The area that is known as the Frisco area today actually encompasses a number of different lot plans, and they didn't begin until the railroad arrived shortly before 1880. Frisco Post Office wasn't established until 1882. It was established through the efforts of Simon P. Fisher, the first postmaster, who was appointed Dec. 20, 1882. Fisher Hotel at the railroad tracks and the road to Zelienople.
Whatever community existed before the railroad arrived was around the grist mill that was variously operated by many people, but by the Hazen family much of the time. The 1876 map of Franklin Twp. shows four buildings in a cluster near the mill property. Simon P. Fisher owned a large residence on a 27-acre tract on what is now the Ellwood-Zelienople Rd. in today's Frisco on that map.
Fisher bought 18 acres from John McCaskey April 3, 1875. Prior to that, on Dec. 17, 1866, he had purchased 5.18 acres and .89 acres from Eunice McCaskey.
When the railroad arrived Robert C. Aiken joined Fisher in taking advantage of that new development. Fisher erected a hotel and Aiken sold lots.
Aiken's lots were in "North Sewickley" on a 101 acre tract he had purchased from John McCaskey Feb. 3, 1865. Between 1880 and 1892 he sold at least 16 lots in his village.
Further development followed rapidly after Ellwood City arrived in 1890.
Simon Fisher laid out a plan of lots April 1, 1892, along Fisher Ave. The plan included 60 lots.
J.N. McBride laid out a plan of lots in the mill area along the creek on tracts of 22.625 acres and 3.54 acres he purchased from E.J. Hazen May 29, 1895.
Aiken expanded his plan of lots.
Then came another development that further enhanced the Frisco area as a residential community.
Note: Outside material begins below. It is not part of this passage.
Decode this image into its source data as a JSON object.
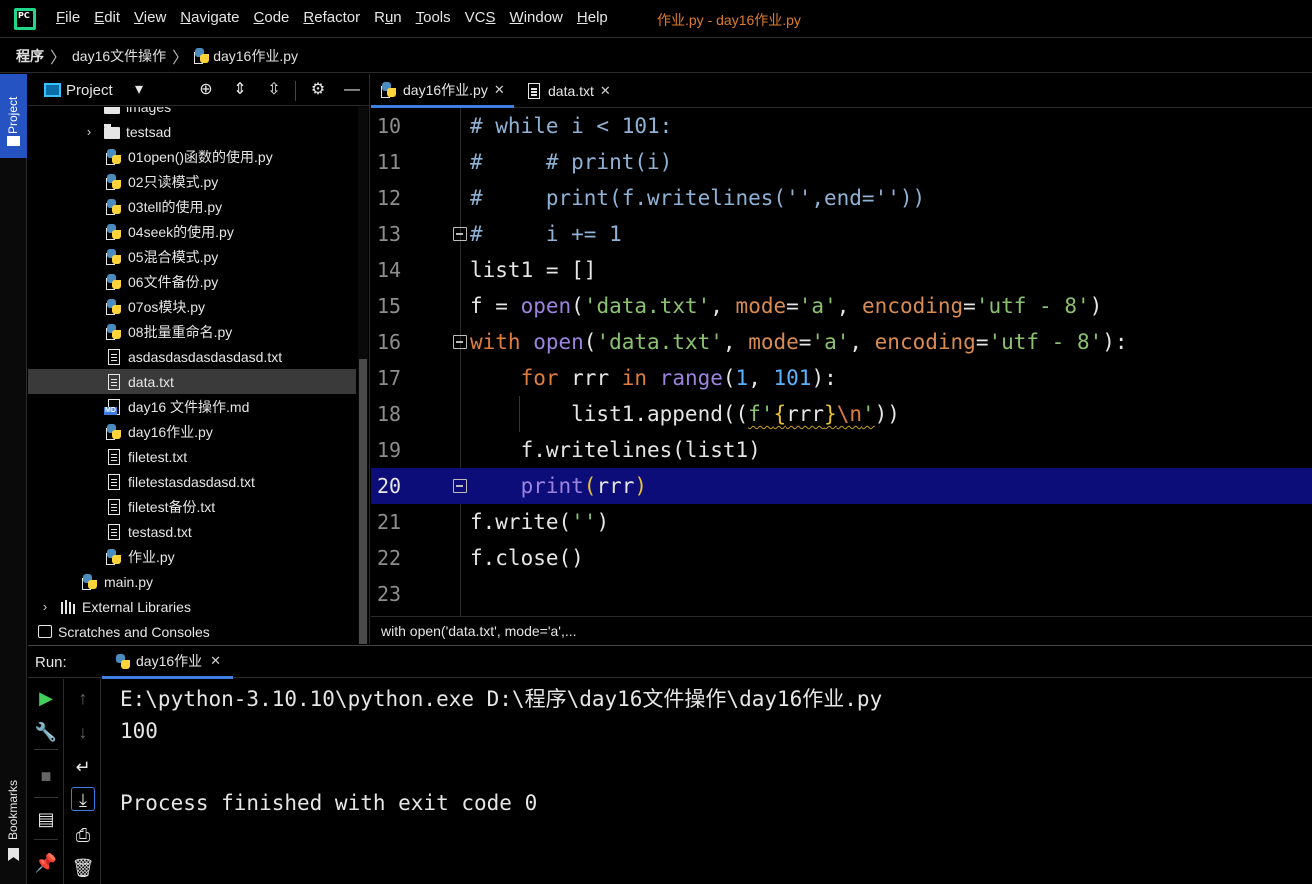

The Pittsburgh, Harmony, Butler & New Castle Railway, more commonly known as the Harmony Line, arrived. It cut right through the area and the railway line's sister company, the North Pittsburgh Realty Co., laid out two plans of lots - the North Sewickley Plan of lots in October, 1910, and the Frisco Plan of Lots in April, 1911.
E.S. Hazen then laid out a plan of lots between the railroad and the creek in May 1911.
Fred Twentier laid out a plan of lots in April, 1917, at North Sewickley Stop on the Harmony Line.
The expansion at the tube mill during World War I and the automobile brought more new developments.
William R. Thompson laid out his Rock Dell plan of lots north of Frisco and straddling Lawrence and Beaver counties in May, 1916.
A.P. Hazen laid out his first plan of lots along the north side of the Ellwood-Zelienople Rd. in April, 1919, and a second plan along Harmony Ave., connecting with Fisher Ave. the same month.
The Knox Plan, just north of the Ellwood-Zelienople Rd., the largest of all the land developments in the area, was laid out by C.A. Martin and W.R. Thompson in May, 1923. This plan with a small number of lots in Lawrence County had 315 lots. It extended to the south side of Paul St.
About the same time A.O. Dutterer laid out a plan of lots across from the A.P. Hazen plan on the south side of the Ellwood-Zelienople Rd. The first lots in his plan, dated August, 1925, at the Beaver County Courthouse, were sold in 1923.